(Excerpts from an interface dataset)
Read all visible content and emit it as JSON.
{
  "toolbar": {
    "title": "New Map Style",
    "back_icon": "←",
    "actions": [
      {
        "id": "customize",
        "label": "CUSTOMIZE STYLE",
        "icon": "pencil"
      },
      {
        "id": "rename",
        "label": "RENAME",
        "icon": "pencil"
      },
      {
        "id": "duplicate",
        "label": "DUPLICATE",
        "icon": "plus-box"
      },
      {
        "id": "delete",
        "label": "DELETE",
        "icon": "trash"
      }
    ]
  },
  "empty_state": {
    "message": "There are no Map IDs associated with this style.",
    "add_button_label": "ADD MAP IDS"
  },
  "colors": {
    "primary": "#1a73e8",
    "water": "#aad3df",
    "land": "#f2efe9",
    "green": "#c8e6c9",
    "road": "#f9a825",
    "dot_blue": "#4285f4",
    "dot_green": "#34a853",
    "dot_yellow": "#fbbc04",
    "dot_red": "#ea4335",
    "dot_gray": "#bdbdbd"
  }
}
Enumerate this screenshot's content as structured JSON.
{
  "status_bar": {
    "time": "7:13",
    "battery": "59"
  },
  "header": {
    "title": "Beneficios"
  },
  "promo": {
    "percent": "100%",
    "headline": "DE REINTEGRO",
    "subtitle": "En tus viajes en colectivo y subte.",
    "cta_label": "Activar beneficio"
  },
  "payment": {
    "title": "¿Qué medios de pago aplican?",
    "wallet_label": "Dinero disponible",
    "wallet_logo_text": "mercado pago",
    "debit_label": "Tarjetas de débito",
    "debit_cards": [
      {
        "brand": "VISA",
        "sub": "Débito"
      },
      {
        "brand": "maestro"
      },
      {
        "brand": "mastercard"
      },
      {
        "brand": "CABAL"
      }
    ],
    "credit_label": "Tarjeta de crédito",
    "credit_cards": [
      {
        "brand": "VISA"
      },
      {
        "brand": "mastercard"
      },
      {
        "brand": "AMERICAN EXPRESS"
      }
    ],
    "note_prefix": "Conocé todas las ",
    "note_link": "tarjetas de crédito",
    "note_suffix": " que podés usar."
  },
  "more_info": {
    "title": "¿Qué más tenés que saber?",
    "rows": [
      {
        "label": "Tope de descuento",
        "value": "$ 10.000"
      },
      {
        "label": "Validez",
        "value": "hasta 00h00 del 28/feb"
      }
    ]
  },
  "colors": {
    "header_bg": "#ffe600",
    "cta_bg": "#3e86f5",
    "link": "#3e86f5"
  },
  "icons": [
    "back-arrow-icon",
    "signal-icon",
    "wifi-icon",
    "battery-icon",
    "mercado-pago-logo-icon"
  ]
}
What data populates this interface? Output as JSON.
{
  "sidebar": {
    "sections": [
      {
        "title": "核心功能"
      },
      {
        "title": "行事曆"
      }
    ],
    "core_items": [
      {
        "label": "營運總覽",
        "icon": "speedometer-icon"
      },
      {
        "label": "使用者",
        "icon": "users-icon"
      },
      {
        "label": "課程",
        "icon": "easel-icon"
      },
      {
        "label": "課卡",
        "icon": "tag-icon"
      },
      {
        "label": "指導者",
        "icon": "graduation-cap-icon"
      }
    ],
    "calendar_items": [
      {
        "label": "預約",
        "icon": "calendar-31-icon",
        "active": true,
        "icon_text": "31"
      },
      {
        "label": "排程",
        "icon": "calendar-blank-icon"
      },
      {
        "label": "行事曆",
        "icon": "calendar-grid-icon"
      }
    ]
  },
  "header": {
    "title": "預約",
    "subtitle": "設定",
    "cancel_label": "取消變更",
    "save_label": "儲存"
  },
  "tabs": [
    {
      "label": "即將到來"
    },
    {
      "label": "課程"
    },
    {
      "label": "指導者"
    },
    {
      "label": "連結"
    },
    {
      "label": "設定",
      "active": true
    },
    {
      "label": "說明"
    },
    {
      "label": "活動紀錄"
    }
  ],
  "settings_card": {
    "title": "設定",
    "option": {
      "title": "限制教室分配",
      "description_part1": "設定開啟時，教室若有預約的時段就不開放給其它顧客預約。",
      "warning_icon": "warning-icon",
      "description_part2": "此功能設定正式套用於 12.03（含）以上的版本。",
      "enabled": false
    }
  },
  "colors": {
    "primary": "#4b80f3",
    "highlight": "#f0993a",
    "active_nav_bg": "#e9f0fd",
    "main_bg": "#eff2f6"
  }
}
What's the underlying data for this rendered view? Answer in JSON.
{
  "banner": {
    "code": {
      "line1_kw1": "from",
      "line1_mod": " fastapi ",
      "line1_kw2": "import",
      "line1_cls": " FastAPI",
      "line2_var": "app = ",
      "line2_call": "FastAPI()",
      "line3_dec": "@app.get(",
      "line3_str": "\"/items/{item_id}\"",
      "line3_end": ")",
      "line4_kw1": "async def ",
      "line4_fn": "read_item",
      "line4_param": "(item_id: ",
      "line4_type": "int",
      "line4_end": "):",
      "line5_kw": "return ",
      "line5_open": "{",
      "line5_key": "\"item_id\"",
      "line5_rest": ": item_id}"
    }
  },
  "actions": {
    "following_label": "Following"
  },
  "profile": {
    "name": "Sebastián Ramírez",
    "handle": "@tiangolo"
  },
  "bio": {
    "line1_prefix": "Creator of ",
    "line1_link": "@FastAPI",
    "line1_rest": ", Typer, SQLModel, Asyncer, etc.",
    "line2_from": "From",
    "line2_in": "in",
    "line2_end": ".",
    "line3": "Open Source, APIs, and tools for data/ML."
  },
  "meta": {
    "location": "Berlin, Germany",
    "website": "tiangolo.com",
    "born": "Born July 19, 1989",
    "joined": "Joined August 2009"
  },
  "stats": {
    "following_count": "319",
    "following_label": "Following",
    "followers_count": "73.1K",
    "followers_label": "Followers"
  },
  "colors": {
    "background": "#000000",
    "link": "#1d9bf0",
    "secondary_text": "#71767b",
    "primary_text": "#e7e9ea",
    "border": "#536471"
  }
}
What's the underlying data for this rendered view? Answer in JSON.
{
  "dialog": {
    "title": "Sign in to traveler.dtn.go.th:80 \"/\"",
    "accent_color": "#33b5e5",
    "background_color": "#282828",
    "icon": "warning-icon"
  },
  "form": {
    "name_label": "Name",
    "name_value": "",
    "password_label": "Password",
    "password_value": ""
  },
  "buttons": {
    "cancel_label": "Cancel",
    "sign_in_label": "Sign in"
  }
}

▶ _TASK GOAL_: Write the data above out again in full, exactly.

▶ _SOLUTION FOR THIS TASK_:
Read all visible content and emit it as JSON.
{
  "toolbar": {
    "title": "New Map Style",
    "back_icon": "←",
    "actions": [
      {
        "id": "customize",
        "label": "CUSTOMIZE STYLE",
        "icon": "pencil"
      },
      {
        "id": "rename",
        "label": "RENAME",
        "icon": "pencil"
      },
      {
        "id": "duplicate",
        "label": "DUPLICATE",
        "icon": "plus-box"
      },
      {
        "id": "delete",
        "label": "DELETE",
        "icon": "trash"
      }
    ]
  },
  "empty_state": {
    "message": "There are no Map IDs associated with this style.",
    "add_button_label": "ADD MAP IDS"
  },
  "colors": {
    "primary": "#1a73e8",
    "water": "#aad3df",
    "land": "#f2efe9",
    "green": "#c8e6c9",
    "road": "#f9a825",
    "dot_blue": "#4285f4",
    "dot_green": "#34a853",
    "dot_yellow": "#fbbc04",
    "dot_red": "#ea4335",
    "dot_gray": "#bdbdbd"
  }
}
Enumerate this screenshot's content as structured JSON.
{
  "status_bar": {
    "time": "7:13",
    "battery": "59"
  },
  "header": {
    "title": "Beneficios"
  },
  "promo": {
    "percent": "100%",
    "headline": "DE REINTEGRO",
    "subtitle": "En tus viajes en colectivo y subte.",
    "cta_label": "Activar beneficio"
  },
  "payment": {
    "title": "¿Qué medios de pago aplican?",
    "wallet_label": "Dinero disponible",
    "wallet_logo_text": "mercado pago",
    "debit_label": "Tarjetas de débito",
    "debit_cards": [
      {
        "brand": "VISA",
        "sub": "Débito"
      },
      {
        "brand": "maestro"
      },
      {
        "brand": "mastercard"
      },
      {
        "brand": "CABAL"
      }
    ],
    "credit_label": "Tarjeta de crédito",
    "credit_cards": [
      {
        "brand": "VISA"
      },
      {
        "brand": "mastercard"
      },
      {
        "brand": "AMERICAN EXPRESS"
      }
    ],
    "note_prefix": "Conocé todas las ",
    "note_link": "tarjetas de crédito",
    "note_suffix": " que podés usar."
  },
  "more_info": {
    "title": "¿Qué más tenés que saber?",
    "rows": [
      {
        "label": "Tope de descuento",
        "value": "$ 10.000"
      },
      {
        "label": "Validez",
        "value": "hasta 00h00 del 28/feb"
      }
    ]
  },
  "colors": {
    "header_bg": "#ffe600",
    "cta_bg": "#3e86f5",
    "link": "#3e86f5"
  },
  "icons": [
    "back-arrow-icon",
    "signal-icon",
    "wifi-icon",
    "battery-icon",
    "mercado-pago-logo-icon"
  ]
}
What data populates this interface? Output as JSON.
{
  "sidebar": {
    "sections": [
      {
        "title": "核心功能"
      },
      {
        "title": "行事曆"
      }
    ],
    "core_items": [
      {
        "label": "營運總覽",
        "icon": "speedometer-icon"
      },
      {
        "label": "使用者",
        "icon": "users-icon"
      },
      {
        "label": "課程",
        "icon": "easel-icon"
      },
      {
        "label": "課卡",
        "icon": "tag-icon"
      },
      {
        "label": "指導者",
        "icon": "graduation-cap-icon"
      }
    ],
    "calendar_items": [
      {
        "label": "預約",
        "icon": "calendar-31-icon",
        "active": true,
        "icon_text": "31"
      },
      {
        "label": "排程",
        "icon": "calendar-blank-icon"
      },
      {
        "label": "行事曆",
        "icon": "calendar-grid-icon"
      }
    ]
  },
  "header": {
    "title": "預約",
    "subtitle": "設定",
    "cancel_label": "取消變更",
    "save_label": "儲存"
  },
  "tabs": [
    {
      "label": "即將到來"
    },
    {
      "label": "課程"
    },
    {
      "label": "指導者"
    },
    {
      "label": "連結"
    },
    {
      "label": "設定",
      "active": true
    },
    {
      "label": "說明"
    },
    {
      "label": "活動紀錄"
    }
  ],
  "settings_card": {
    "title": "設定",
    "option": {
      "title": "限制教室分配",
      "description_part1": "設定開啟時，教室若有預約的時段就不開放給其它顧客預約。",
      "warning_icon": "warning-icon",
      "description_part2": "此功能設定正式套用於 12.03（含）以上的版本。",
      "enabled": false
    }
  },
  "colors": {
    "primary": "#4b80f3",
    "highlight": "#f0993a",
    "active_nav_bg": "#e9f0fd",
    "main_bg": "#eff2f6"
  }
}
What's the underlying data for this rendered view? Answer in JSON.
{
  "banner": {
    "code": {
      "line1_kw1": "from",
      "line1_mod": " fastapi ",
      "line1_kw2": "import",
      "line1_cls": " FastAPI",
      "line2_var": "app = ",
      "line2_call": "FastAPI()",
      "line3_dec": "@app.get(",
      "line3_str": "\"/items/{item_id}\"",
      "line3_end": ")",
      "line4_kw1": "async def ",
      "line4_fn": "read_item",
      "line4_param": "(item_id: ",
      "line4_type": "int",
      "line4_end": "):",
      "line5_kw": "return ",
      "line5_open": "{",
      "line5_key": "\"item_id\"",
      "line5_rest": ": item_id}"
    }
  },
  "actions": {
    "following_label": "Following"
  },
  "profile": {
    "name": "Sebastián Ramírez",
    "handle": "@tiangolo"
  },
  "bio": {
    "line1_prefix": "Creator of ",
    "line1_link": "@FastAPI",
    "line1_rest": ", Typer, SQLModel, Asyncer, etc.",
    "line2_from": "From",
    "line2_in": "in",
    "line2_end": ".",
    "line3": "Open Source, APIs, and tools for data/ML."
  },
  "meta": {
    "location": "Berlin, Germany",
    "website": "tiangolo.com",
    "born": "Born July 19, 1989",
    "joined": "Joined August 2009"
  },
  "stats": {
    "following_count": "319",
    "following_label": "Following",
    "followers_count": "73.1K",
    "followers_label": "Followers"
  },
  "colors": {
    "background": "#000000",
    "link": "#1d9bf0",
    "secondary_text": "#71767b",
    "primary_text": "#e7e9ea",
    "border": "#536471"
  }
}
What's the underlying data for this rendered view? Answer in JSON.
{
  "dialog": {
    "title": "Sign in to traveler.dtn.go.th:80 \"/\"",
    "accent_color": "#33b5e5",
    "background_color": "#282828",
    "icon": "warning-icon"
  },
  "form": {
    "name_label": "Name",
    "name_value": "",
    "password_label": "Password",
    "password_value": ""
  },
  "buttons": {
    "cancel_label": "Cancel",
    "sign_in_label": "Sign in"
  }
}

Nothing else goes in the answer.